Mastering Startup Success: An Essential Guide to Accounting for Startup

Accounting for Startups

Starting a new business? There’s a lot to think about, and it’s easy to overlook the nitty-gritty of accounting. But, let’s face it, without a solid understanding of the numbers, even the most innovative startup can quickly flounder.

In this article, I’ll demystify the world of startup accounting. We’ll explore the basics every entrepreneur should know, from setting up your books to understanding financial statements.

Understanding the Basics of Accounting for Startups

Nurturing a startup requires a strong grasp of accounting fundamentals. From tracking income and expenses to understanding financial reports, startup accounting isn’t rocket science, but it does take dedication.

Importance of Accounting in Startups
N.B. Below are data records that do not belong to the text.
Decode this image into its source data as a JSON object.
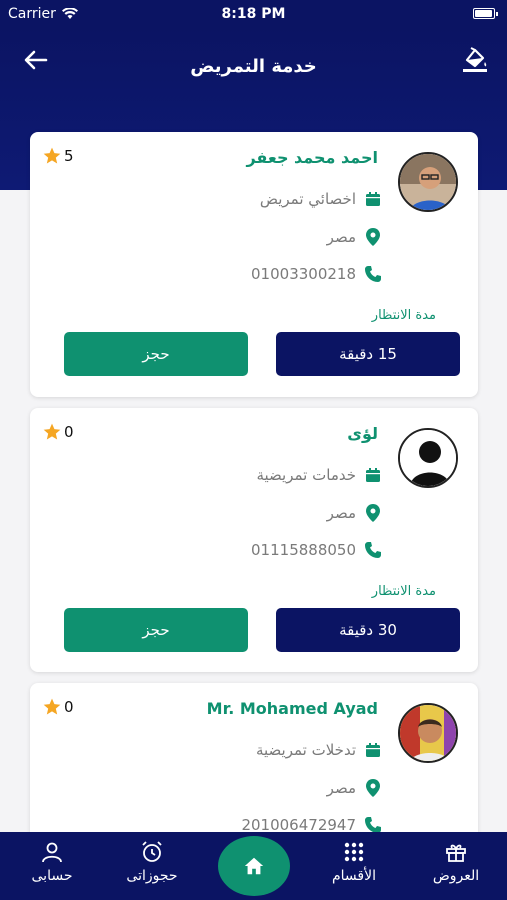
{
  "status_bar": {
    "carrier": "Carrier",
    "time": "8:18 PM",
    "battery_level": 0.95
  },
  "header": {
    "title": "خدمة التمريض",
    "back_icon": "arrow-left-icon",
    "paint_icon": "paint-bucket-icon"
  },
  "providers": [
    {
      "name": "احمد محمد جعفر",
      "rating": "5",
      "specialty": "اخصائي تمريض",
      "location": "مصر",
      "phone": "01003300218",
      "wait_label": "مدة الانتظار",
      "wait_time": "15 دقيقة",
      "book_label": "حجز",
      "avatar": "man-glasses-avatar"
    },
    {
      "name": "لؤى",
      "rating": "0",
      "specialty": "خدمات تمريضية",
      "location": "مصر",
      "phone": "01115888050",
      "wait_label": "مدة الانتظار",
      "wait_time": "30 دقيقة",
      "book_label": "حجز",
      "avatar": "default-person-avatar"
    },
    {
      "name": "Mr. Mohamed Ayad",
      "rating": "0",
      "specialty": "تدخلات تمريضية",
      "location": "مصر",
      "phone": "201006472947",
      "avatar": "man-smiling-avatar"
    }
  ],
  "tabbar": {
    "account": "حسابى",
    "bookings": "حجوزاتى",
    "sections": "الأقسام",
    "offers": "العروض"
  },
  "colors": {
    "navy": "#0b1463",
    "green": "#0f9170",
    "star": "#f5a623",
    "gray_text": "#7a7a7a"
  }
}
Primarily, accounting is more than just a compliance chore for startups; it’s a strategic asset. With correct accounting practices, startups identify revenue streams, uncover efficiencies, and forecast business performance. For instance, knowing how cash flows into and out of the business empowers entrepreneurs to make informed decisions. Without accounting, it’s impossible to observe trends, track key performance indicators, or set financial goals – all of which are essential for sustainability and growth.

Key Terms in Accounting Startups Should Know

Deciphering accounting terminology may seem daunting initially, but I assure you it’s not an insurmountable task. Here are a few terms startups will invariably encounter:

  1. Assets: Anything of value the business owns, like machinery and inventory.
  2. Liabilities: The debts or obligations of a startup, such as loans and accounts payable.
  3. Equity: Essentially, the value of an investment in the company after subtracting the liabilities.
  4. Revenues: The income earned from the sale of goods or services.
  5. Expenses: The costs involved in running the startup.

By taking the time to grasp these terms and the principles of accounting, startups place themselves in a more advantageous position. Accounting comprehension not only aptly equips entrepreneurs for navigating their financial landscape but also buttresses their startup’s potential for success.


Setting Up Your Startup’s Accounting System

Having a baseline understanding of fundamental accounting terms, it’s time for the practical side of setting up your startup’s accounting system. Emphasis lies on two key aspects: selecting the appropriate accounting software and creating a suitable chart of accounts.

Choosing the Right Accounting Software

The choice of accounting software is pivotal. It provides a comprehensive platform to record and analyze financial transactions. Innumerable options exist in the market, each offering a range of features. To simplify the selection, prioritize options based on: affordability, scalability, ease of use, and compatibility with your business model.

For instance, QuickBooks Online offers an affordable choice for businesses on a tight budget. It becomes notably beneficial for service-based startups because of its strength in managing sales and income. On the other hand, if you’re running an inventory-heavy business, software like Zoho Books can simplify the tracking of inventory and related costs.

Setting Up Your Chart of Accounts

The Chart of Accounts (COA) constitutes the backbone of your accounting system. It organizes your financial information into different categories. Broadly, it classifies financial transactions into five components: assets, liabilities, equity, revenues, and expenses.

In setting up your COA, distinguish between current and long-term assets and liabilities. Current refers to items you expect to convert to cash or pay within 12 months. For instance, accounts receivable and inventory constitute current assets, while short-term loans occupy the current liabilities section. In contrast, long-term assets and liabilities hold value beyond 12 months. Examples include property, plant, and equipment on the assets side, or mortgages as long-term liabilities.

Revenue accounts contain different streams from which your business earns income – for instance, sales of products or services. Expense accounts record all costs associated with generating revenue. Advertising costs, rent, and utilities serve as typical inclusions.

This initial setup allows you to track and manage financial operations effectively, setting your startup on the path to success.


Handling Income and Expenses

So, we’ve journeyed through the essentials of accounting for startups. We’ve explored key financial concepts, dissected the anatomy of a well-structured accounting system, and underscored the vital role of a tailored chart of accounts. We’ve also unraveled the importance of distinguishing between current and long-term assets and liabilities. Remember, it’s not just about tracking your dollars and cents; it’s about gaining insights that drive your startup forward.